Items from an interface collection

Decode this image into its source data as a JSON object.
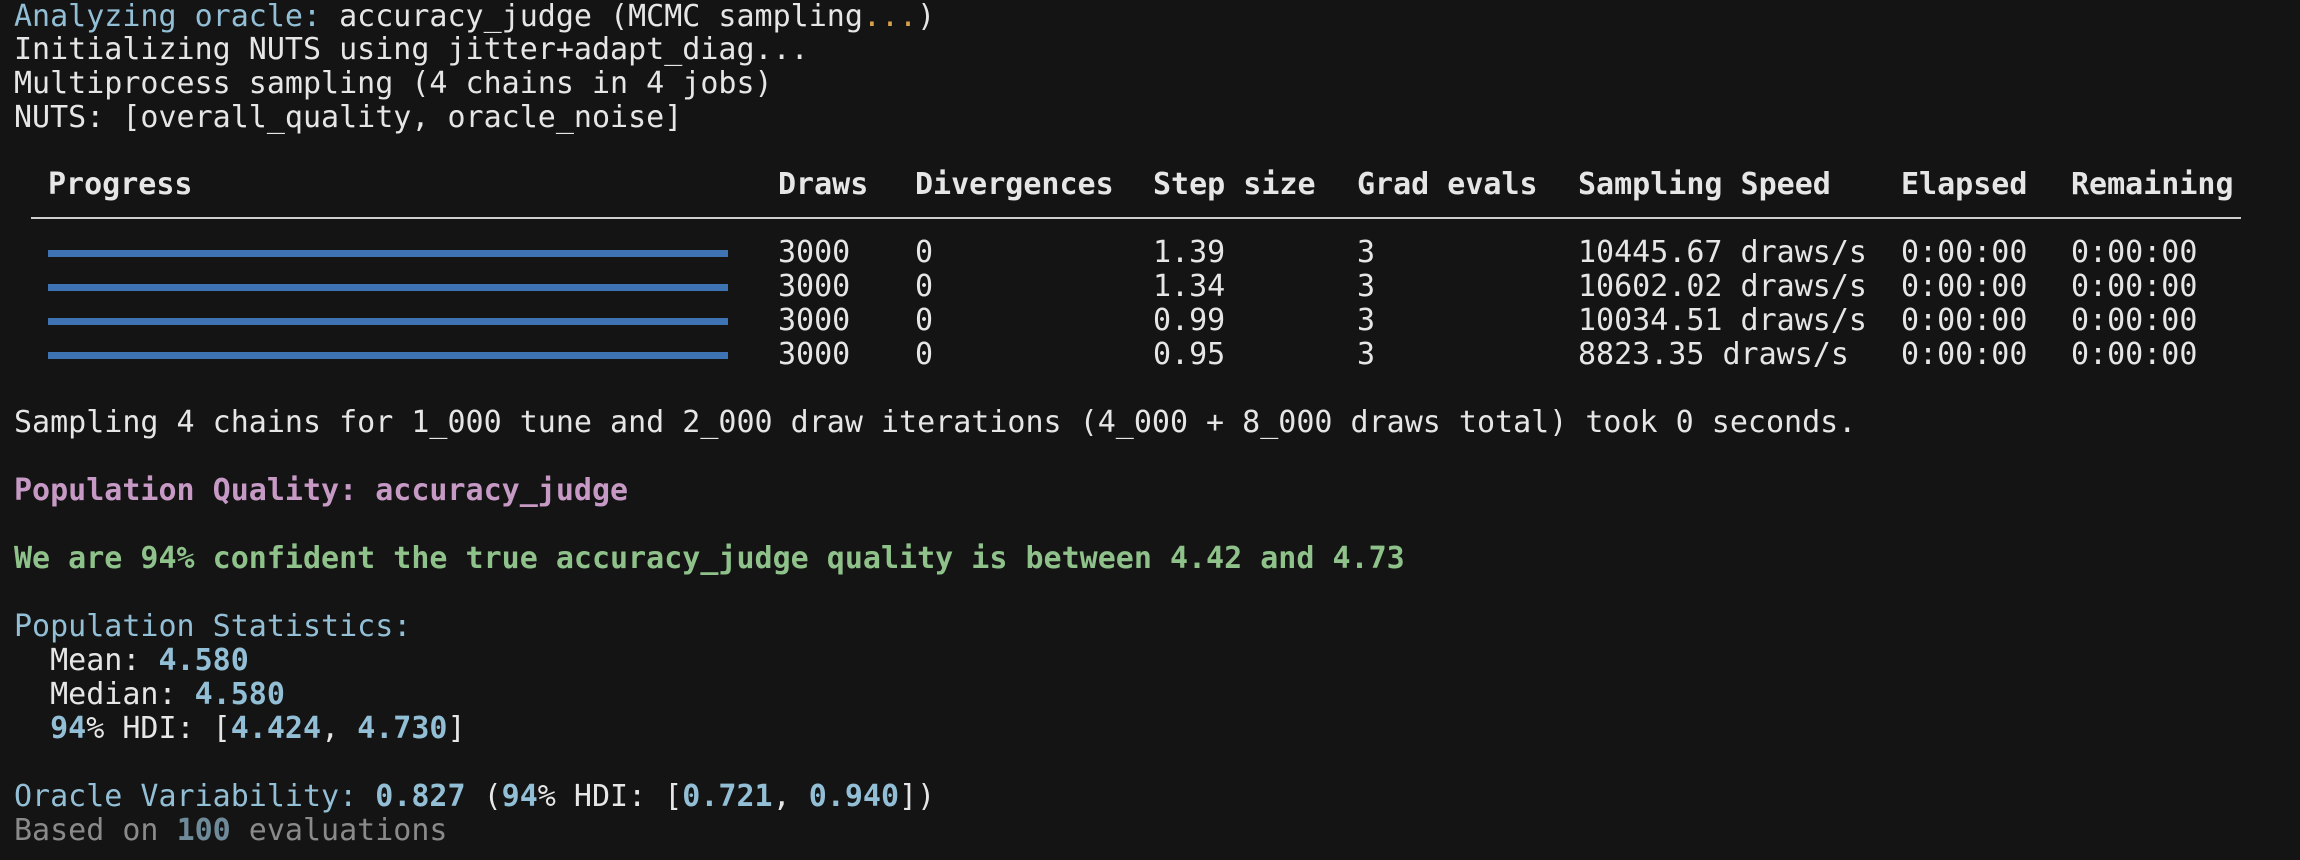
{
  "header": {
    "analyzing_label": "Analyzing oracle:",
    "oracle_name": "accuracy_judge",
    "method_open": "(MCMC sampling",
    "ellipsis": "...",
    "method_close": ")",
    "init_line": "Initializing NUTS using jitter+adapt_diag...",
    "multiprocess_line": "Multiprocess sampling (4 chains in 4 jobs)",
    "nuts_line": "NUTS: [overall_quality, oracle_noise]"
  },
  "table": {
    "columns": [
      "Progress",
      "Draws",
      "Divergences",
      "Step size",
      "Grad evals",
      "Sampling Speed",
      "Elapsed",
      "Remaining"
    ],
    "rows": [
      {
        "progress": 1.0,
        "draws": "3000",
        "divergences": "0",
        "step_size": "1.39",
        "grad_evals": "3",
        "speed": "10445.67 draws/s",
        "elapsed": "0:00:00",
        "remaining": "0:00:00"
      },
      {
        "progress": 1.0,
        "draws": "3000",
        "divergences": "0",
        "step_size": "1.34",
        "grad_evals": "3",
        "speed": "10602.02 draws/s",
        "elapsed": "0:00:00",
        "remaining": "0:00:00"
      },
      {
        "progress": 1.0,
        "draws": "3000",
        "divergences": "0",
        "step_size": "0.99",
        "grad_evals": "3",
        "speed": "10034.51 draws/s",
        "elapsed": "0:00:00",
        "remaining": "0:00:00"
      },
      {
        "progress": 1.0,
        "draws": "3000",
        "divergences": "0",
        "step_size": "0.95",
        "grad_evals": "3",
        "speed": "8823.35 draws/s",
        "elapsed": "0:00:00",
        "remaining": "0:00:00"
      }
    ],
    "bar_color": "#3e74b4"
  },
  "summary_line": "Sampling 4 chains for 1_000 tune and 2_000 draw iterations (4_000 + 8_000 draws total) took 0 seconds.",
  "population_quality": {
    "label": "Population Quality:",
    "name": "accuracy_judge"
  },
  "confidence_line": "We are 94% confident the true accuracy_judge quality is between 4.42 and 4.73",
  "stats": {
    "title": "Population Statistics:",
    "mean_label": "  Mean: ",
    "mean_value": "4.580",
    "median_label": "  Median: ",
    "median_value": "4.580",
    "hdi_indent": "  ",
    "hdi_pct": "94",
    "hdi_label": "% HDI: [",
    "hdi_low": "4.424",
    "hdi_sep": ", ",
    "hdi_high": "4.730",
    "hdi_close": "]"
  },
  "oracle_variability": {
    "label": "Oracle Variability: ",
    "value": "0.827",
    "open": " (",
    "pct": "94",
    "hdi_label": "% HDI: [",
    "low": "0.721",
    "sep": ", ",
    "high": "0.940",
    "close": "])"
  },
  "evaluations": {
    "prefix": "Based on ",
    "count": "100",
    "suffix": " evaluations"
  },
  "colors": {
    "background": "#141414",
    "cyan": "#93bfd6",
    "pink": "#c79ac6",
    "green": "#8fc28a",
    "orange": "#d7a04a",
    "gray": "#8a8a8a"
  }
}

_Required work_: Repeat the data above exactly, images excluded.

_Answer space_:
Decode this image into its source data as a JSON object.
{
  "header": {
    "analyzing_label": "Analyzing oracle:",
    "oracle_name": "accuracy_judge",
    "method_open": "(MCMC sampling",
    "ellipsis": "...",
    "method_close": ")",
    "init_line": "Initializing NUTS using jitter+adapt_diag...",
    "multiprocess_line": "Multiprocess sampling (4 chains in 4 jobs)",
    "nuts_line": "NUTS: [overall_quality, oracle_noise]"
  },
  "table": {
    "columns": [
      "Progress",
      "Draws",
      "Divergences",
      "Step size",
      "Grad evals",
      "Sampling Speed",
      "Elapsed",
      "Remaining"
    ],
    "rows": [
      {
        "progress": 1.0,
        "draws": "3000",
        "divergences": "0",
        "step_size": "1.39",
        "grad_evals": "3",
        "speed": "10445.67 draws/s",
        "elapsed": "0:00:00",
        "remaining": "0:00:00"
      },
      {
        "progress": 1.0,
        "draws": "3000",
        "divergences": "0",
        "step_size": "1.34",
        "grad_evals": "3",
        "speed": "10602.02 draws/s",
        "elapsed": "0:00:00",
        "remaining": "0:00:00"
      },
      {
        "progress": 1.0,
        "draws": "3000",
        "divergences": "0",
        "step_size": "0.99",
        "grad_evals": "3",
        "speed": "10034.51 draws/s",
        "elapsed": "0:00:00",
        "remaining": "0:00:00"
      },
      {
        "progress": 1.0,
        "draws": "3000",
        "divergences": "0",
        "step_size": "0.95",
        "grad_evals": "3",
        "speed": "8823.35 draws/s",
        "elapsed": "0:00:00",
        "remaining": "0:00:00"
      }
    ],
    "bar_color": "#3e74b4"
  },
  "summary_line": "Sampling 4 chains for 1_000 tune and 2_000 draw iterations (4_000 + 8_000 draws total) took 0 seconds.",
  "population_quality": {
    "label": "Population Quality:",
    "name": "accuracy_judge"
  },
  "confidence_line": "We are 94% confident the true accuracy_judge quality is between 4.42 and 4.73",
  "stats": {
    "title": "Population Statistics:",
    "mean_label": "  Mean: ",
    "mean_value": "4.580",
    "median_label": "  Median: ",
    "median_value": "4.580",
    "hdi_indent": "  ",
    "hdi_pct": "94",
    "hdi_label": "% HDI: [",
    "hdi_low": "4.424",
    "hdi_sep": ", ",
    "hdi_high": "4.730",
    "hdi_close": "]"
  },
  "oracle_variability": {
    "label": "Oracle Variability: ",
    "value": "0.827",
    "open": " (",
    "pct": "94",
    "hdi_label": "% HDI: [",
    "low": "0.721",
    "sep": ", ",
    "high": "0.940",
    "close": "])"
  },
  "evaluations": {
    "prefix": "Based on ",
    "count": "100",
    "suffix": " evaluations"
  },
  "colors": {
    "background": "#141414",
    "cyan": "#93bfd6",
    "pink": "#c79ac6",
    "green": "#8fc28a",
    "orange": "#d7a04a",
    "gray": "#8a8a8a"
  }
}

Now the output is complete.